Element data from apps and pages:
-- Opening Marker --
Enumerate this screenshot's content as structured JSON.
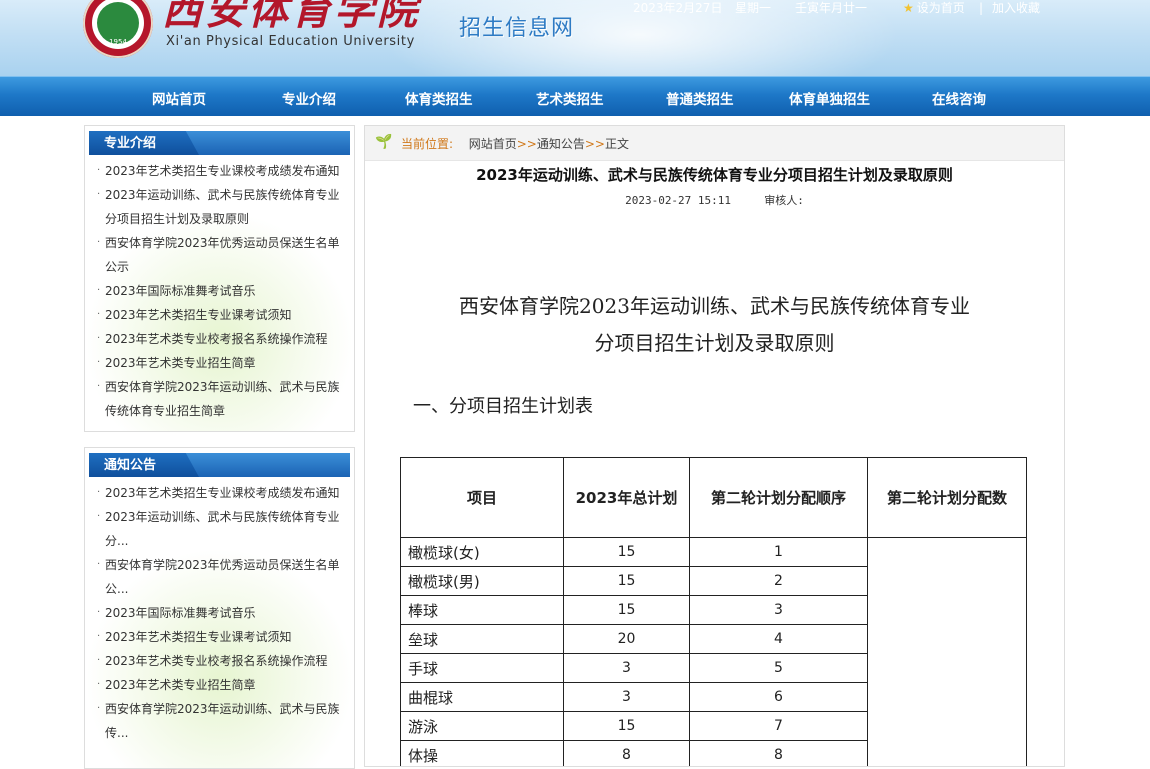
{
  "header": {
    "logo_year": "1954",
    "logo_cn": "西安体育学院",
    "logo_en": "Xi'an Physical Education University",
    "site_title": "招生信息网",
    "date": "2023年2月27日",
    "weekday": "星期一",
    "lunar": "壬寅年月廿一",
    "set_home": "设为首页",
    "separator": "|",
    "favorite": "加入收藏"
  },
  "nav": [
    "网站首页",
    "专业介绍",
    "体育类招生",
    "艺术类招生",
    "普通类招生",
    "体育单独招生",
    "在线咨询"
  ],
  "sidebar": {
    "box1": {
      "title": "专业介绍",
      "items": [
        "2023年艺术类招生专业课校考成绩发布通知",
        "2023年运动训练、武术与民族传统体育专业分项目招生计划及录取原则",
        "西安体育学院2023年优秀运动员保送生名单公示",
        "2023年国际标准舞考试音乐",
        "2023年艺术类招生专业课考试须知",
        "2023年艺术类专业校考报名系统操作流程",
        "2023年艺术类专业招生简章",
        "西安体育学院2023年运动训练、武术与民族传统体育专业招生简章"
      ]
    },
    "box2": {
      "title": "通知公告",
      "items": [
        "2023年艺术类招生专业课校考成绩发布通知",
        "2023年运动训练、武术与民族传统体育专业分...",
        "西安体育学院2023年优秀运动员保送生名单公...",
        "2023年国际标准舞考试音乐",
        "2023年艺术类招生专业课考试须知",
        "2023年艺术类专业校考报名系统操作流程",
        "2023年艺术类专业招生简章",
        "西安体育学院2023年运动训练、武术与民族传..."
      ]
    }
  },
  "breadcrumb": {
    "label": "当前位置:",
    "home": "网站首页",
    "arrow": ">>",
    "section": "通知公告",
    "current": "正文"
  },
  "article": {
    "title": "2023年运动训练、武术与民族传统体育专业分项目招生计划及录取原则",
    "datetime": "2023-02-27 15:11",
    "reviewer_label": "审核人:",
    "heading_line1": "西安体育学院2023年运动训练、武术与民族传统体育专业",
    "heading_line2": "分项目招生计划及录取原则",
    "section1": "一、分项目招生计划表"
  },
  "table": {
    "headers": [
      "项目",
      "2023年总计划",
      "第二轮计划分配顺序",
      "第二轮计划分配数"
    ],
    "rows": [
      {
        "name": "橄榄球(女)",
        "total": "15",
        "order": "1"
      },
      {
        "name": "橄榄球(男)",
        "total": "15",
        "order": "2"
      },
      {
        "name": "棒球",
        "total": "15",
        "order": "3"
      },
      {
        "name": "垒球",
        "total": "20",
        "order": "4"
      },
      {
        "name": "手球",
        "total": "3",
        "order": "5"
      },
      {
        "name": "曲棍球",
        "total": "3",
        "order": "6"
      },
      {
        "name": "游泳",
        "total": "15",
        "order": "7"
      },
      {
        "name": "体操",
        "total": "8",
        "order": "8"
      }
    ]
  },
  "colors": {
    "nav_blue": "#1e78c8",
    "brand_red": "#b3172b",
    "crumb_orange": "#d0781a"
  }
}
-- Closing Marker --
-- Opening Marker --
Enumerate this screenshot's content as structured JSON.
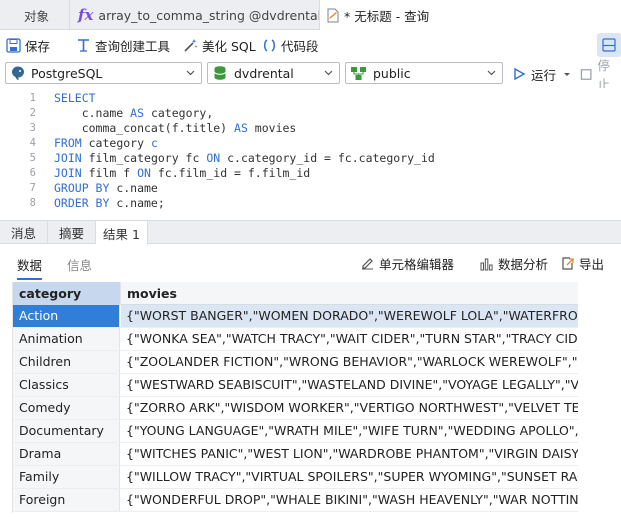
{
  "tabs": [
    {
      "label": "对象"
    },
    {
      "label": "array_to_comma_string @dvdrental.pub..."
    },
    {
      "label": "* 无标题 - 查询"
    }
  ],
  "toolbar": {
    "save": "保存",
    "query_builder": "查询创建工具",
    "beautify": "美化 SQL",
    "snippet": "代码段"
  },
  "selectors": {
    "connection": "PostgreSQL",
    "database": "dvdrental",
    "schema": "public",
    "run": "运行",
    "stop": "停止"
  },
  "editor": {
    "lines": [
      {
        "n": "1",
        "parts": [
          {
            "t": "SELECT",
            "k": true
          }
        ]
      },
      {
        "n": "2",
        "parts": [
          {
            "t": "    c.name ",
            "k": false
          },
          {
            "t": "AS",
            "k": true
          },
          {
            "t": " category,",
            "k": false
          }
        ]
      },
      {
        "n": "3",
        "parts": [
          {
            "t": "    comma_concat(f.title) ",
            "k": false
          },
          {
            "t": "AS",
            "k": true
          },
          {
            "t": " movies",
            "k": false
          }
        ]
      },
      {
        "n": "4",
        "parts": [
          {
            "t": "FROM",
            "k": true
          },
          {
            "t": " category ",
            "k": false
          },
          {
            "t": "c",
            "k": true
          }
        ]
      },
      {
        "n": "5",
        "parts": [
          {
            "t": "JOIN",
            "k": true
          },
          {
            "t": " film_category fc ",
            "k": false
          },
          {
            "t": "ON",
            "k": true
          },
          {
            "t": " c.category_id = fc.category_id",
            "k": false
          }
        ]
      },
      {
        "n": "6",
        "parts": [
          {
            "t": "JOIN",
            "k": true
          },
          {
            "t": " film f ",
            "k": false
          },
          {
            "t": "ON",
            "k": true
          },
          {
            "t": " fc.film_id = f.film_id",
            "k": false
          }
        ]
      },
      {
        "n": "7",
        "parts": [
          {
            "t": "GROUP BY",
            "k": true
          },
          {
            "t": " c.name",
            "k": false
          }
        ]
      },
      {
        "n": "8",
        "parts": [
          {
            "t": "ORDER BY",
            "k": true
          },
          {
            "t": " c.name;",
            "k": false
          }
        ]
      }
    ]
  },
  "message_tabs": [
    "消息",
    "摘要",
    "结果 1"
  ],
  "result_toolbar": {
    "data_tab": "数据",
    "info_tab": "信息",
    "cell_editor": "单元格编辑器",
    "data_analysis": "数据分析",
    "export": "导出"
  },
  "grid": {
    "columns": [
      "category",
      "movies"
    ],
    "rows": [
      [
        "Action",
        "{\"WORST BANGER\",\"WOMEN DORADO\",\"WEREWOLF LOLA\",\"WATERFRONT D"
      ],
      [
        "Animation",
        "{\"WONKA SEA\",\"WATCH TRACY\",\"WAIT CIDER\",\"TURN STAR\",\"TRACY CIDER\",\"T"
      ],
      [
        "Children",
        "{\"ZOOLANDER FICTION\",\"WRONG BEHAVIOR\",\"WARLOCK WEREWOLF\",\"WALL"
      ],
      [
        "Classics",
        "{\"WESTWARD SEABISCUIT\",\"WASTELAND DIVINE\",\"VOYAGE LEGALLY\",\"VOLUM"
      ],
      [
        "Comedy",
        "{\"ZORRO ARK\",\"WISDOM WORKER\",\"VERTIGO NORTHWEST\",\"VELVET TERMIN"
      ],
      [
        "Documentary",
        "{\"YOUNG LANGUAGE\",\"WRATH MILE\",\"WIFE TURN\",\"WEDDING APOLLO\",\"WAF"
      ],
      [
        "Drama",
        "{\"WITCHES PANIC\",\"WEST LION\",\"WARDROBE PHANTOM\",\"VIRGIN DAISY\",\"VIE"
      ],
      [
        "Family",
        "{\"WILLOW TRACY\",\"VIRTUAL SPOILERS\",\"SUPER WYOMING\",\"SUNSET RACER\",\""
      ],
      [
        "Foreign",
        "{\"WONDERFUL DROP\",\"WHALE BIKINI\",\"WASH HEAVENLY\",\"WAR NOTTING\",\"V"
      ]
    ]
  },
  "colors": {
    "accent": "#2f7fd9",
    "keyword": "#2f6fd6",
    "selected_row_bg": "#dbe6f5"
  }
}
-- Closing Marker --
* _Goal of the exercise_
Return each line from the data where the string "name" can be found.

* _Your solution_
        "name": "橄榄球(女)",
        "name": "橄榄球(男)",
        "name": "棒球",
        "name": "垒球",
        "name": "手球",
        "name": "曲棍球",
        "name": "游泳",
        "name": "体操",
            "t": "    c.name ",
            "t": " c.name",
            "t": " c.name;",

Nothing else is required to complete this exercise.